[Opening Source material section]

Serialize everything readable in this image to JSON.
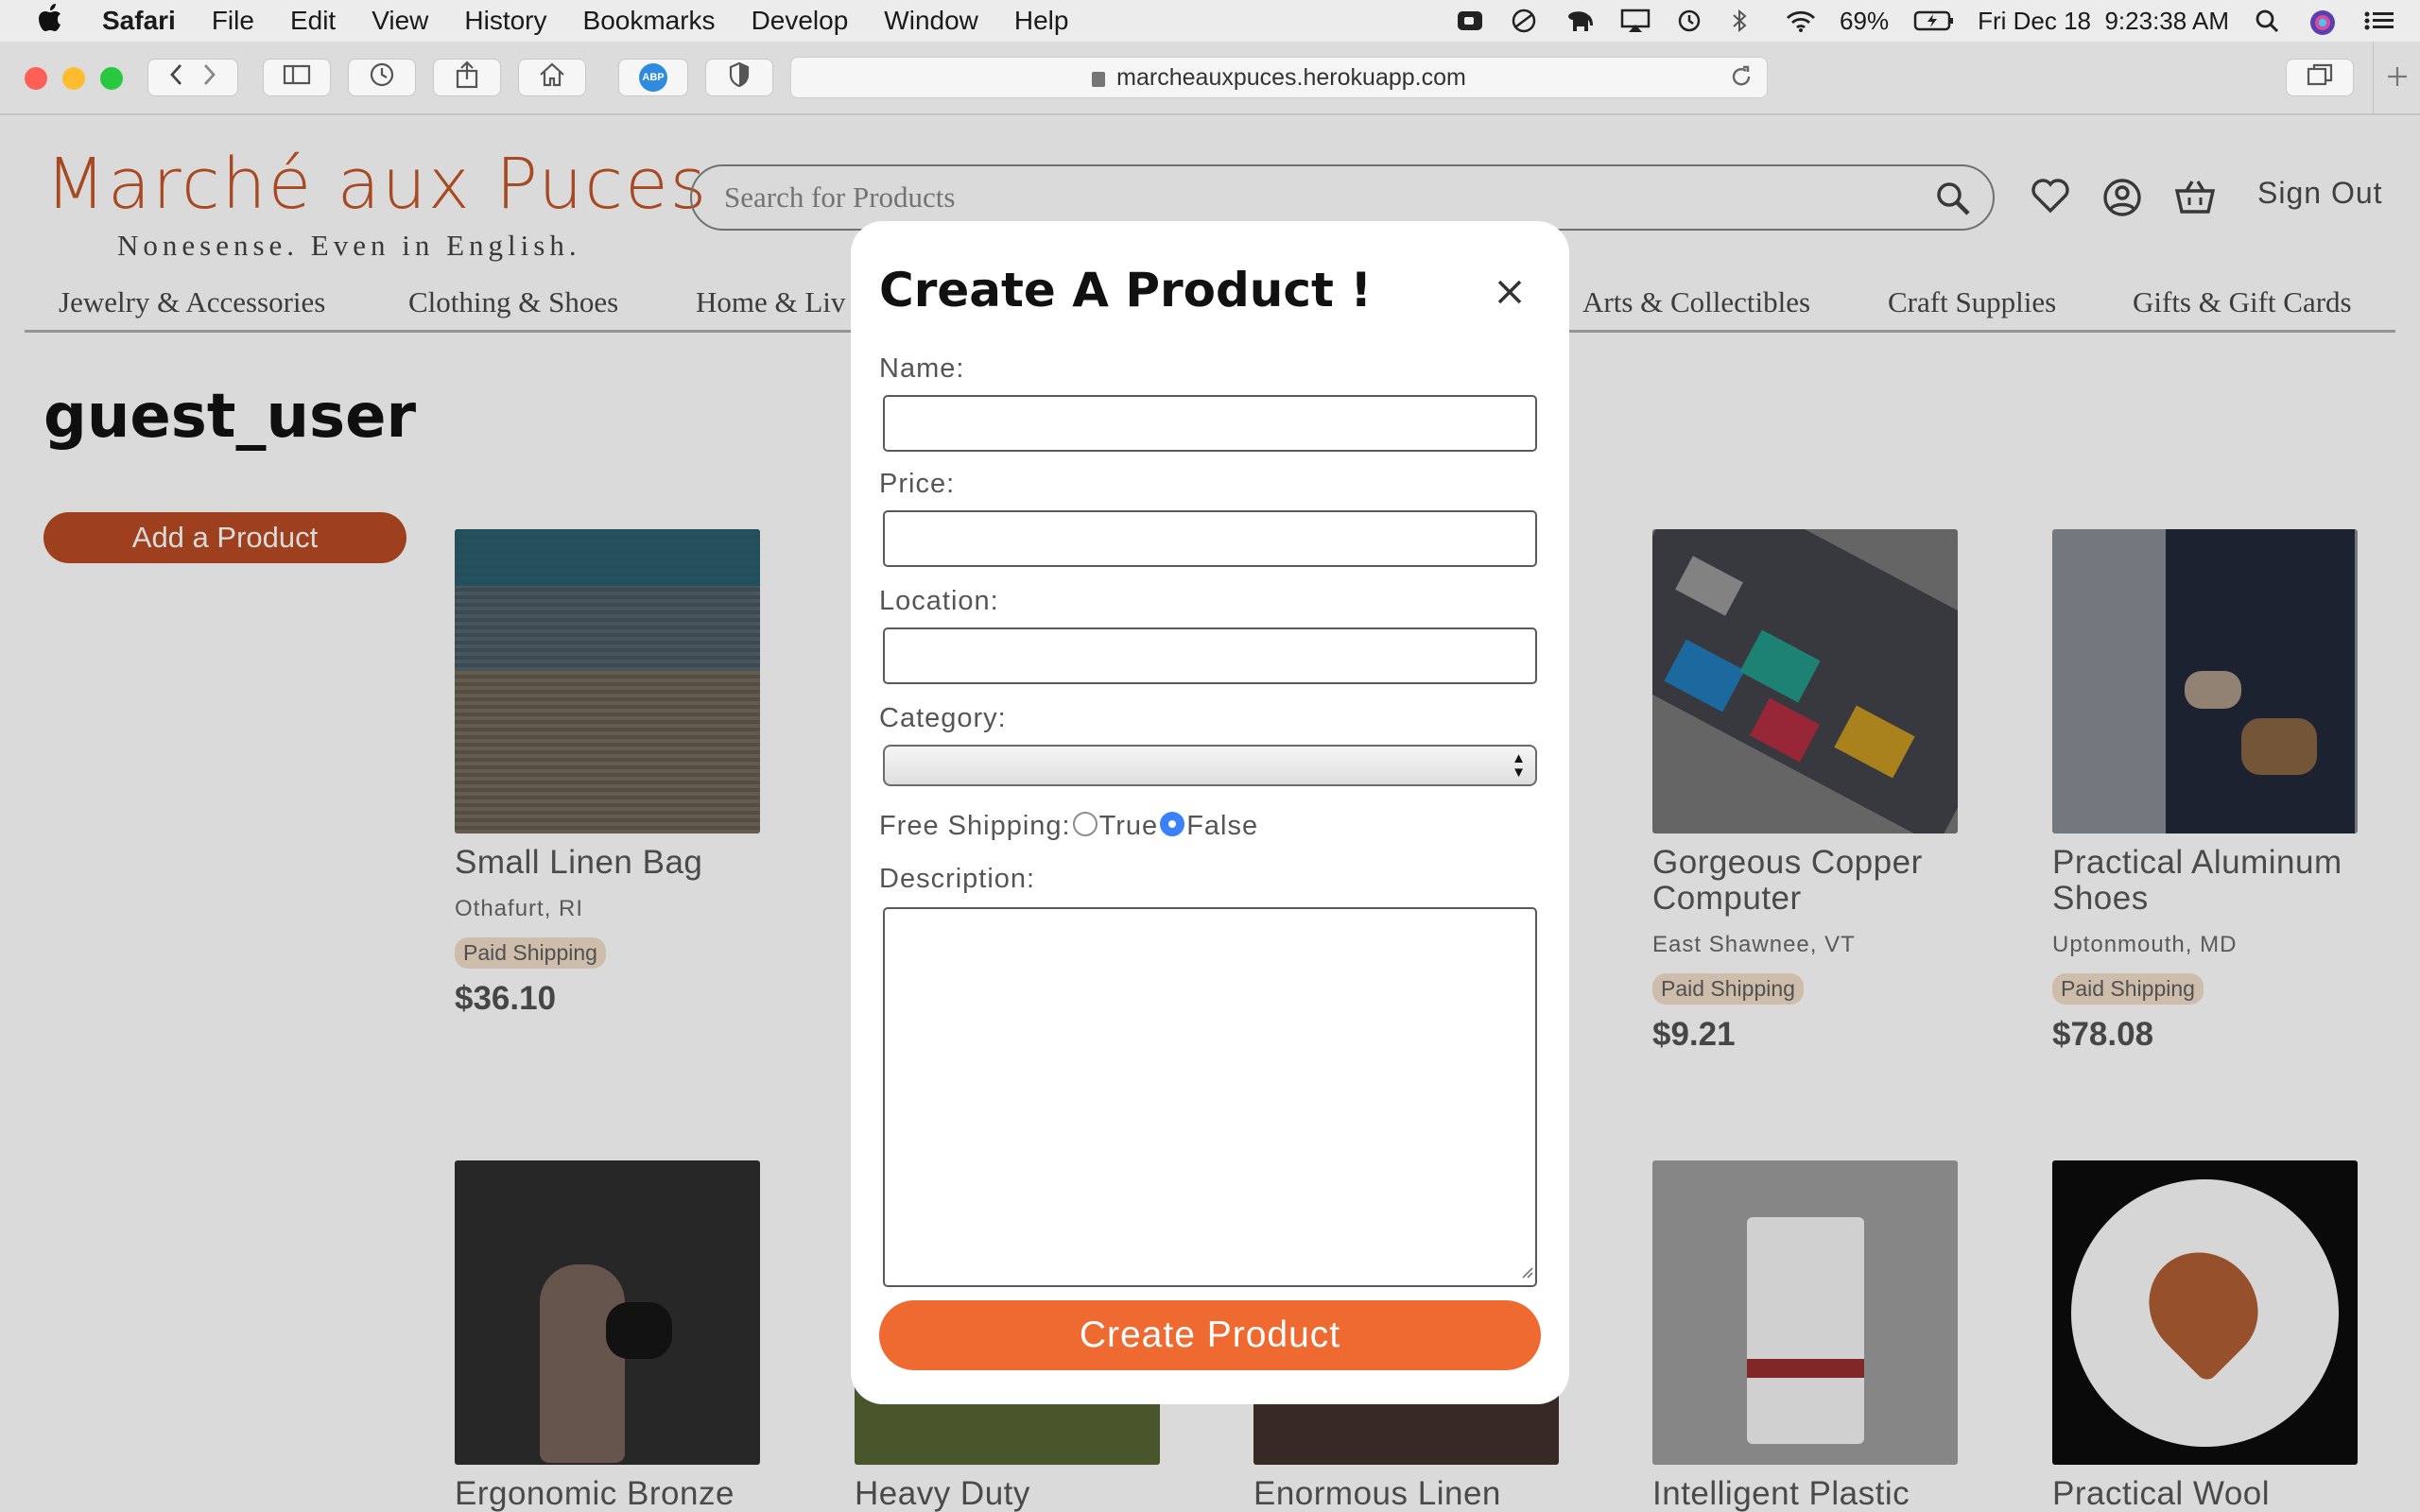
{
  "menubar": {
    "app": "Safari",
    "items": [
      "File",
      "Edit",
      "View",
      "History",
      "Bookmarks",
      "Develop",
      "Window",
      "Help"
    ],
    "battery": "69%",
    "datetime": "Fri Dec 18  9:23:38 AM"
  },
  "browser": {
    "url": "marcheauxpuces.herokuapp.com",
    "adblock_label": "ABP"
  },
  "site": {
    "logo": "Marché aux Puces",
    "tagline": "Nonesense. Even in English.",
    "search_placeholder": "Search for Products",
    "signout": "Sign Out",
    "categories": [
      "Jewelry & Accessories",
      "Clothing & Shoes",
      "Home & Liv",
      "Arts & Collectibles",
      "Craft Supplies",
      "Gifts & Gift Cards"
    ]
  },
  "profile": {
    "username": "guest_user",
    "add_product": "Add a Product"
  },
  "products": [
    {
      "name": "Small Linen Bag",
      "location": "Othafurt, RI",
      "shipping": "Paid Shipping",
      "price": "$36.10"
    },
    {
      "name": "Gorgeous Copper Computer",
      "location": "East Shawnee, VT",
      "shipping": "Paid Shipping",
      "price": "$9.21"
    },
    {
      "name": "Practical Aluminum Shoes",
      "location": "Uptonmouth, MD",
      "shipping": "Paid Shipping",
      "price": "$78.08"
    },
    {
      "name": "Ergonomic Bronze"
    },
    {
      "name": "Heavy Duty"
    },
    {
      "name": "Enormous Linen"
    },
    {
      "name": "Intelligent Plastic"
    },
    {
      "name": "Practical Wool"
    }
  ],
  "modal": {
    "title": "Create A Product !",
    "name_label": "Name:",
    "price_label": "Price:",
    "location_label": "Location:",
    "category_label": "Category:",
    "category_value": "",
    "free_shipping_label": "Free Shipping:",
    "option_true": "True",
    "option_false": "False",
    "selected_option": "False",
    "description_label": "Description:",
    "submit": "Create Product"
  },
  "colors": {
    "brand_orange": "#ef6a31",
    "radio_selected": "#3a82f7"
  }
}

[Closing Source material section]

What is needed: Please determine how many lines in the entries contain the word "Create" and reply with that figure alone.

Written reply: 2